Because the hotels are extended-stay, there is no turn-down, cleaning or linen service provided. Residents are required to maintain their own rooms and wash their sheets. In March, after COVID-19 restrictions went into place and cleaning products started flying off shelves, the ministry team asked parishioners to provide cleaning and hygiene supplies. Lazarus Ministry brought in more than 100 baskets, April 1, with much needed resources. “The timing of the program with people needing to maintain a sanitary environment worked out really well,” he said. The stay-at-home mandate began two days later.
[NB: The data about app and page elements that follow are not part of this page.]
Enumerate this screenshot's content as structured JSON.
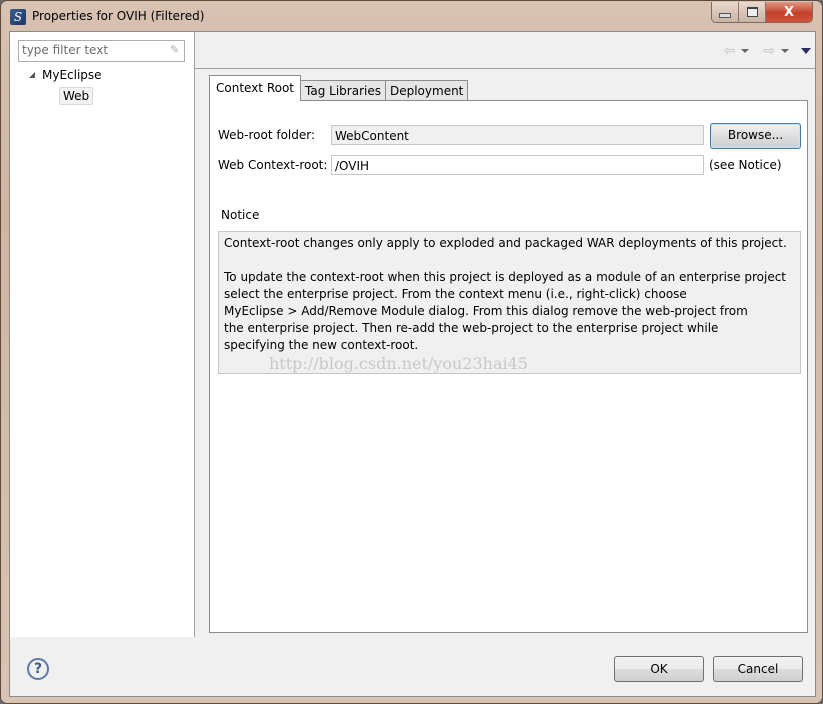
{
  "window": {
    "title": "Properties for OVIH (Filtered)",
    "app_icon": "myeclipse-logo-icon",
    "controls": {
      "minimize": "minimize-icon",
      "maximize": "maximize-icon",
      "close_label": "X"
    }
  },
  "sidebar": {
    "filter_placeholder": "type filter text",
    "tree": [
      {
        "label": "MyEclipse",
        "expanded": true,
        "children": [
          {
            "label": "Web",
            "selected": true
          }
        ]
      }
    ]
  },
  "toolbar": {
    "back_icon": "⇦",
    "forward_icon": "⇨"
  },
  "tabs": [
    {
      "label": "Context Root",
      "active": true
    },
    {
      "label": "Tag Libraries",
      "active": false
    },
    {
      "label": "Deployment",
      "active": false
    }
  ],
  "context_root": {
    "web_root_label": "Web-root folder:",
    "web_root_value": "WebContent",
    "browse_label": "Browse...",
    "context_root_label": "Web Context-root:",
    "context_root_value": "/OVIH",
    "see_notice": "(see Notice)",
    "notice_title": "Notice",
    "notice_lines": [
      "Context-root changes only apply to exploded and packaged WAR deployments of this project.",
      "",
      "To update the context-root when this project is deployed as a module of an enterprise project",
      "select the enterprise project. From the context menu (i.e., right-click) choose",
      "MyEclipse > Add/Remove Module dialog. From this dialog remove the web-project from",
      "the enterprise project. Then re-add the web-project to the enterprise project while",
      "specifying the new context-root."
    ],
    "watermark": "http://blog.csdn.net/you23hai45"
  },
  "footer": {
    "help_icon": "?",
    "ok_label": "OK",
    "cancel_label": "Cancel"
  }
}
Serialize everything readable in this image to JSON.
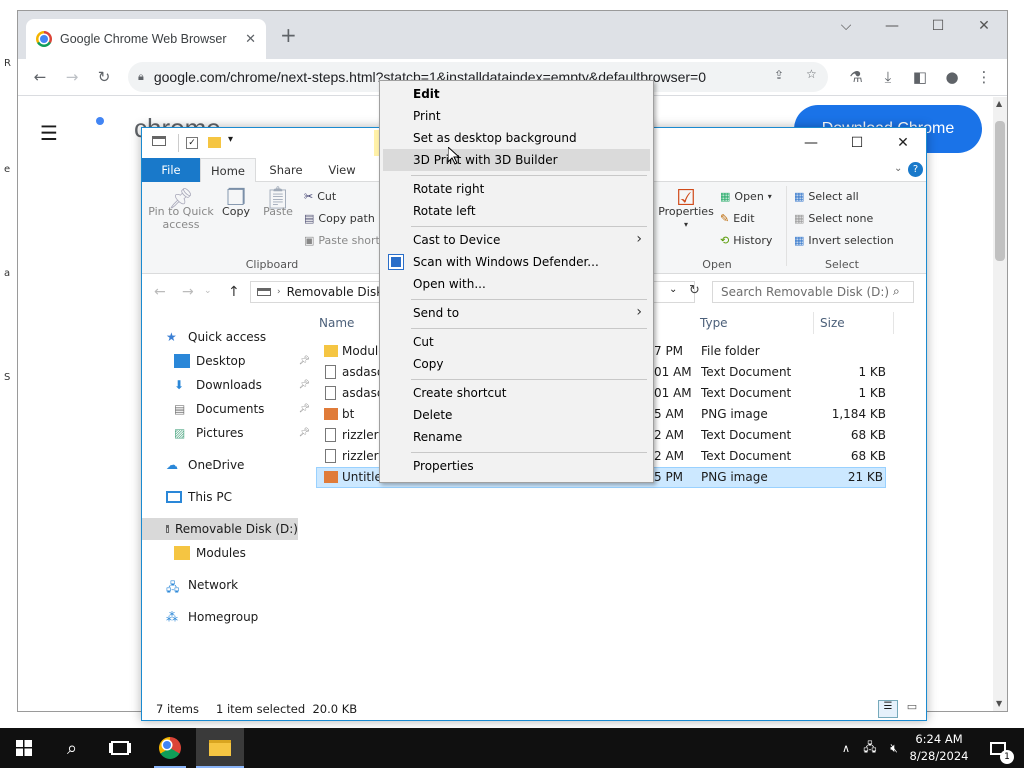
{
  "desktop_icons": [
    {
      "label": "R"
    },
    {
      "label": "e"
    },
    {
      "label": "a"
    },
    {
      "label": "S"
    }
  ],
  "chrome": {
    "tab_title": "Google Chrome Web Browser",
    "url": "google.com/chrome/next-steps.html?statcb=1&installdataindex=empty&defaultbrowser=0",
    "page_brand": "chrome",
    "download_button": "Download Chrome"
  },
  "explorer": {
    "ribbon_tabs": [
      "File",
      "Home",
      "Share",
      "View"
    ],
    "clipboard": {
      "pin_label_1": "Pin to Quick",
      "pin_label_2": "access",
      "copy": "Copy",
      "paste": "Paste",
      "cut": "Cut",
      "copy_path": "Copy path",
      "paste_shortcut": "Paste short",
      "group": "Clipboard"
    },
    "open_group": {
      "properties": "Properties",
      "open": "Open",
      "edit": "Edit",
      "history": "History",
      "group": "Open"
    },
    "select_group": {
      "select_all": "Select all",
      "select_none": "Select none",
      "invert": "Invert selection",
      "group": "Select"
    },
    "address": "Removable Disk (",
    "search_placeholder": "Search Removable Disk (D:)",
    "nav": {
      "quick_access": "Quick access",
      "desktop": "Desktop",
      "downloads": "Downloads",
      "documents": "Documents",
      "pictures": "Pictures",
      "onedrive": "OneDrive",
      "this_pc": "This PC",
      "removable": "Removable Disk (D:)",
      "modules": "Modules",
      "network": "Network",
      "homegroup": "Homegroup"
    },
    "columns": {
      "name": "Name",
      "type": "Type",
      "size": "Size"
    },
    "files": [
      {
        "name": "Module",
        "time": "7 PM",
        "type": "File folder",
        "size": ""
      },
      {
        "name": "asdasda",
        "time": "01 AM",
        "type": "Text Document",
        "size": "1 KB"
      },
      {
        "name": "asdasda",
        "time": "01 AM",
        "type": "Text Document",
        "size": "1 KB"
      },
      {
        "name": "bt",
        "time": "5 AM",
        "type": "PNG image",
        "size": "1,184 KB"
      },
      {
        "name": "rizzler d",
        "time": "2 AM",
        "type": "Text Document",
        "size": "68 KB"
      },
      {
        "name": "rizzler d",
        "time": "2 AM",
        "type": "Text Document",
        "size": "68 KB"
      },
      {
        "name": "Untitled",
        "time": "5 PM",
        "type": "PNG image",
        "size": "21 KB"
      }
    ],
    "status": {
      "items": "7 items",
      "selected": "1 item selected  20.0 KB"
    }
  },
  "context_menu": {
    "edit": "Edit",
    "print": "Print",
    "set_bg": "Set as desktop background",
    "print3d": "3D Print with 3D Builder",
    "rotate_right": "Rotate right",
    "rotate_left": "Rotate left",
    "cast": "Cast to Device",
    "scan": "Scan with Windows Defender...",
    "open_with": "Open with...",
    "send_to": "Send to",
    "cut": "Cut",
    "copy": "Copy",
    "create_shortcut": "Create shortcut",
    "delete": "Delete",
    "rename": "Rename",
    "properties": "Properties"
  },
  "taskbar": {
    "time": "6:24 AM",
    "date": "8/28/2024",
    "notifications": "1"
  },
  "colors": {
    "accent": "#1a73e8",
    "file_tab": "#1979ca",
    "selection": "#cce8ff",
    "taskbar": "#101010"
  }
}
Deacon Lindeman noted there are hundreds of children living in these hotels, attending local schools, and many schools are geared with providing meal programs. Many residents are “gig workers” who take jobs as they can or are employed in low-wage jobs without benefits. As rooms must be paid for in advance, “several stay for a week, then live in their cars for a time until they can again afford to rent a room.,” he said. “Others have lived there for years, but can’t save enough for first and last deposits or they have low credit.” He added, “They would like to think it’s transitional, but in practice it hasn’t worked that way.” He noted, “The ultimate goals of the ministry is to help it become transitional housing so we can assist these people in getting out of the hotels and into more permanent residences.” Deacon Lindeman is the first to admit this is a work-in-progress.
The ministry will continue to work with the Winter Park Housing Authority and Christian Service Center toward a transitional program that leads extended-stay residents to permanent homes. Meanwhile, they meet residents where they are and accompany them in their trials.
By Glenda Meekins of the Florida Catholic May 18, 2020